A good ambient air cleaner ensures that airborne dust gets trapped in its filters, instead of landing on workpieces, power tools, or even intoxicating your lungs. Ideally you want to hang one of these units in a way that creates a circular motion, where the air flows throughout your entire shop. If you also place it near the tools that make the most unfiltered amounts of dust, you ensure better performance and less dust circulating in the air.
Dust Masks and Respirators
Even the best of the dust collection systems will not capture 100% of the dust, therefore Personal Protection Equipment is essential. The best masks have separate inhale and exhale valves, and here's why. Exhaling always releases moisture, which contaminates the filter and makes the mask drop its effectiveness much faster. This will also help avoid that annoying fog in your safety glasses. Also, avoid disposable masks - these do not seal properly around your mouth and nose. You should prefer masks with a rubberized face gasket. Folks with beards should consider a helmet respirator, which blow filtered air inside a visor and is powered by batteries.
And remember: if all else fails, you can always use a broom to catch that dust in the morning after!
DIY Solutions for Dust Collecting
Dust Collector Adapter
Shops make dust — on your clothes, on your carpets, and in your lungs. It's not just a nuisance either, it's a health hazard. That's why I recommend that every woodworker set up some system to control it.

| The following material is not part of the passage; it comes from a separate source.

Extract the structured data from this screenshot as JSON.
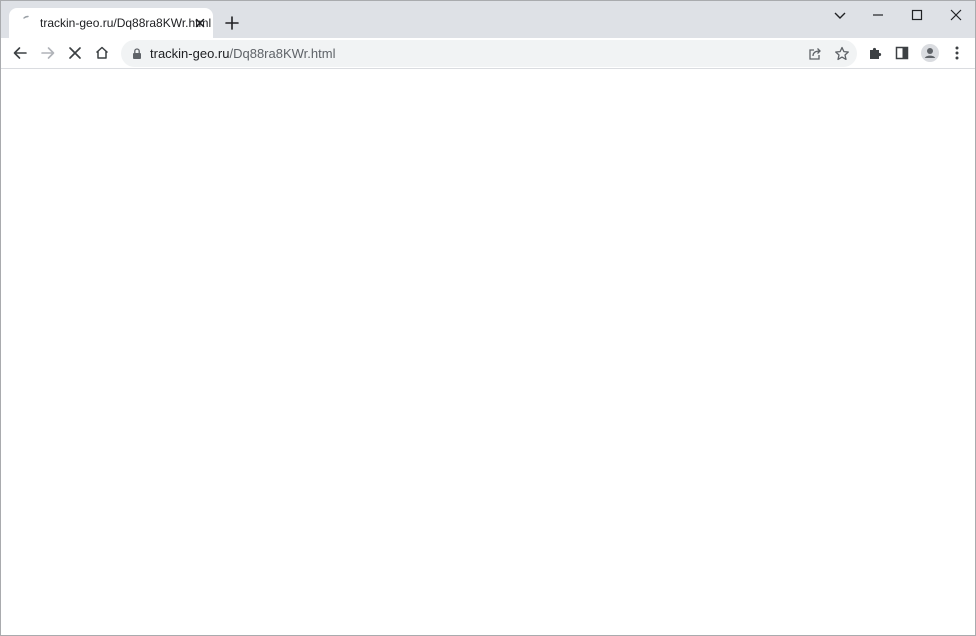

Here's a tip on how to rig up an ordinary shop vacuum to just about any dust-generating machine. It uses common home-center materials, and it's a cinch to attach the hose — it just slips in. And in my shop, convenience means I'll actually use it.
The key is a plastic pipe adapter designed to fit a metal sink drain, which is the same diameter (1-1/4 in.) as most shop vacuum pipes. It has a plastic gasket and a threaded nut that make a good connection to the vacuum pipe. You can then attach any combination of plastic pipe fittings that works on your machine.
Precision Dust Control
Cut down on sanding dust with this tip.
Screw a radiator hose clamp to a 1x3 board, and clamp the board to your workbench. Insert your shop vacuum nozzle, and you have an "extra hand" to hold the vacuum precisely where you're kicking up dust!
Sanding Vacuum Box
With all the electric sanders used in our shops—vibrating, belt and random orbital—we're making an enormous dust storm.
I nailed together this vacuum box to give my lungs and eyes a break! Make the top and bottom from two pieces of 1/4-in. plywood (12 x 18 in.) and the sides and ends from 3/4-in. x 3-in. pine or scrap wood.
Drill a grid of holes in the top with a 5/16-in. bit. In the center of one side, make a port for your vacuum nozzle. A PVC expansion adapter works well, or cut a hole that accepts your nozzle in a tight pressure fit. Hook up the vacuum and you're ready for healthier sanding.
No need to get dust all over your shop or work area when you're using a finishing sander. Put the whole business — sander, the piece you're sanding, and one hand — in a large, clear plastic bag. Tape the bag around your arm, or use a rubber band.